For strictly-adult audiences, I’m usually hired to either give a solo concert on a specific theme (“The War of 1812: Songs and Stories from NY and Beyond,” for instance) or perform with my group The Canal Street String Band.
In putting my themed solo shows together, I’ll take material already in my repertoire and dig out some interesting stories to tell around the songs to interpret the theme in some way, and I’ll also seek out new material to help tell the story I want to tell.
In terms of playing with a band, The Canal Street String Band makes kind of an interesting study.
On the surface, there are literally thousands of groups across America doing some version of what this group does; that is, playing “stringband music” of one kind or another (bluegrass, oldtime, etc.).
However, because of the focus the group has put on interacting with and engaging an audience, and the great stories we’ve uncovered from some of the old music we perform, we’re able to present a really round package that, while still being all about entertainment, aims to leave people feeling like they learned something too, and that they were involved in the performance.
On a good night, it feels like that all works really well, and this has made a huge difference in the types of gigs we do and the rate at which we get hired back for repeat performances.
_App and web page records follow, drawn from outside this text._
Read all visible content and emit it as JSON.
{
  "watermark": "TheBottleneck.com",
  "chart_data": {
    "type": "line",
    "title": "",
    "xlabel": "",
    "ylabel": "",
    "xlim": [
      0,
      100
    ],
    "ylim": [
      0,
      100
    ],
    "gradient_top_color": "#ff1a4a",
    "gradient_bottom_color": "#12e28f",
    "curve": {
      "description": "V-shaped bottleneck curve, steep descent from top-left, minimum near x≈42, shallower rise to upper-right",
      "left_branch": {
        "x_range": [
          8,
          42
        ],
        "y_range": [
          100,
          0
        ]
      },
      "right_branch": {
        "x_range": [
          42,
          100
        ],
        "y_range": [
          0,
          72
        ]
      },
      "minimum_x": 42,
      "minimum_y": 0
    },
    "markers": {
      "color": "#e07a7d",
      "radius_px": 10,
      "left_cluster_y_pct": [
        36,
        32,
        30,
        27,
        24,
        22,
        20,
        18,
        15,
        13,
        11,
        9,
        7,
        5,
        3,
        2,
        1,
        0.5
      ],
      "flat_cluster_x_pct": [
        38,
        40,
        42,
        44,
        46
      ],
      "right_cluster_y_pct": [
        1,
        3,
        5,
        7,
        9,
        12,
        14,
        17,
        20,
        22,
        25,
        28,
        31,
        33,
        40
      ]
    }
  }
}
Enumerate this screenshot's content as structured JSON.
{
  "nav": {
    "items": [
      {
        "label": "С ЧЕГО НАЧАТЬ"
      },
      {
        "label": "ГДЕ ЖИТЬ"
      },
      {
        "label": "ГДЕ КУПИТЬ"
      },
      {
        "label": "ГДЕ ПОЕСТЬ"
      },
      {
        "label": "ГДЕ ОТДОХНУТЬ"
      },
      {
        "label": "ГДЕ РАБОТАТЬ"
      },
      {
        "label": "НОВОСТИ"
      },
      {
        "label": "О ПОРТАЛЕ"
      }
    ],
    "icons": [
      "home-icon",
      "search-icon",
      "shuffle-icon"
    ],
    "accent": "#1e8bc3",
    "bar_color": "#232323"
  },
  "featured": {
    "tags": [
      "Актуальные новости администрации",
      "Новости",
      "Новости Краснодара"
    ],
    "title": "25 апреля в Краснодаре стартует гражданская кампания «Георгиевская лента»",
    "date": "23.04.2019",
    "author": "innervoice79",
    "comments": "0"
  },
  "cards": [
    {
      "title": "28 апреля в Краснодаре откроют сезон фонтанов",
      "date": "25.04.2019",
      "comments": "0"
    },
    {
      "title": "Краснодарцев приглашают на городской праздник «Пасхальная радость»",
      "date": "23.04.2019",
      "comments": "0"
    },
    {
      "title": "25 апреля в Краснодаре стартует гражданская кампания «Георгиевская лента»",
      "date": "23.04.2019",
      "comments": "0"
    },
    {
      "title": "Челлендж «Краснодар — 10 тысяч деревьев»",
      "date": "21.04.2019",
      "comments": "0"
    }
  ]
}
Musically speaking, there are highly virtuosic groups out there that could play circles around us, but that’s not usually what it’s all about for the person hiring you (or the audience, for that matter).
The venue is actually purchasing the outcome of a great show; that is, a delighted audience.
I was extremely “green” when I first started dipping my toes in this world of educational performances; you may feel that way too.
Twenty-plus years later, I’m still learning as I go. Every single time I perform, and each time I see someone else perform, I’m always watching closely for what works best in terms of really connecting with and engaging an audience.
That really seems to be the key to making this work.
And when it comes right down to it, there’s no substitute for getting out there and getting that experience with diverse audiences of live human beings.
Whether that means “learning while you earn,” or doing a bunch of free performances in the kinds of places you ultimately want to be working, it’s really the only way to get your feet wet and see what’s going to work for you.
I’m Happy to Brainstorm A Bit
If you’re considering this for the first time, or perhaps sorting out your options for doing more of it, I’m glad to kick some ideas around with you. Just leave me a note in the Comments section below.
About The Blog
Since leaving a white-collar marketing job in 1992, Dave Ruch has been educating and entertaining full-time in schools, historical societies and museums, folk music and concert venues, libraries, and online via distance learning programs.
Along the way, he’s learned a great deal about supporting a family of four as a musician.
The Educate and Entertain blog provides articles, tips, encouragements, and how-to’s for regional performers (in any region) interested in making a great full-time living in the arts.